▶ _EXERCISE INSTRUCTIONS_
Only lines containing "name" belong in the answer, each copied from the entries below.

(Excerpts from an interface dataset)
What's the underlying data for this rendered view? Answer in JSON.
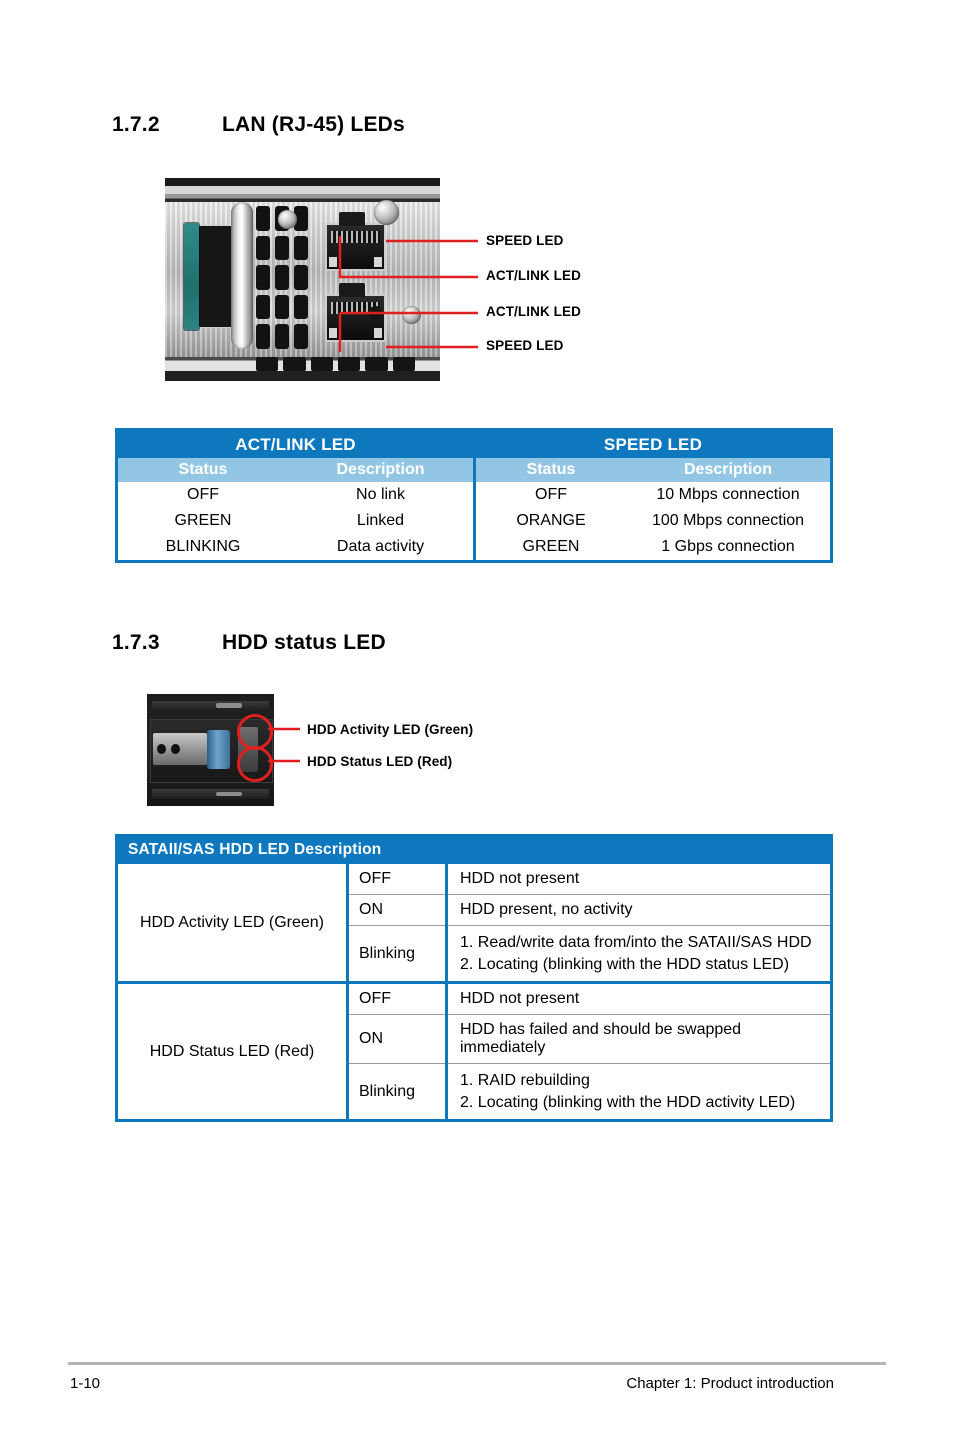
{
  "sections": {
    "lan": {
      "number": "1.7.2",
      "title": "LAN (RJ-45) LEDs"
    },
    "hdd": {
      "number": "1.7.3",
      "title": "HDD status LED"
    }
  },
  "lan_figure": {
    "callouts": [
      {
        "label": "SPEED LED"
      },
      {
        "label": "ACT/LINK LED"
      },
      {
        "label": "ACT/LINK LED"
      },
      {
        "label": "SPEED LED"
      }
    ]
  },
  "lan_table": {
    "group_headers": [
      "ACT/LINK LED",
      "SPEED LED"
    ],
    "column_headers": [
      "Status",
      "Description",
      "Status",
      "Description"
    ],
    "rows": [
      [
        "OFF",
        "No link",
        "OFF",
        "10 Mbps connection"
      ],
      [
        "GREEN",
        "Linked",
        "ORANGE",
        "100 Mbps connection"
      ],
      [
        "BLINKING",
        "Data activity",
        "GREEN",
        "1 Gbps connection"
      ]
    ]
  },
  "hdd_figure": {
    "callouts": [
      {
        "label": "HDD Activity LED (Green)"
      },
      {
        "label": "HDD Status LED (Red)"
      }
    ]
  },
  "hdd_table": {
    "title": "SATAII/SAS HDD LED Description",
    "groups": [
      {
        "name": "HDD Activity LED (Green)",
        "rows": [
          {
            "state": "OFF",
            "description": "HDD not present"
          },
          {
            "state": "ON",
            "description": "HDD present, no activity"
          },
          {
            "state": "Blinking",
            "description_line1": "1. Read/write data from/into the SATAII/SAS HDD",
            "description_line2": "2. Locating (blinking with the HDD status LED)"
          }
        ]
      },
      {
        "name": "HDD Status LED (Red)",
        "rows": [
          {
            "state": "OFF",
            "description": "HDD not present"
          },
          {
            "state": "ON",
            "description": "HDD has failed and should be swapped immediately"
          },
          {
            "state": "Blinking",
            "description_line1": "1. RAID rebuilding",
            "description_line2": "2. Locating (blinking with the HDD activity LED)"
          }
        ]
      }
    ]
  },
  "footer": {
    "page_number": "1-10",
    "chapter": "Chapter 1:  Product introduction"
  },
  "colors": {
    "table_header_blue": "#0E78BE",
    "table_subheader_blue": "#93C6E4",
    "callout_red": "#E02020",
    "connector_teal": "#2f8d89"
  }
}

▶ _ANSWER TO THIS TASK_
        "name": "HDD Activity LED (Green)",
        "name": "HDD Status LED (Red)",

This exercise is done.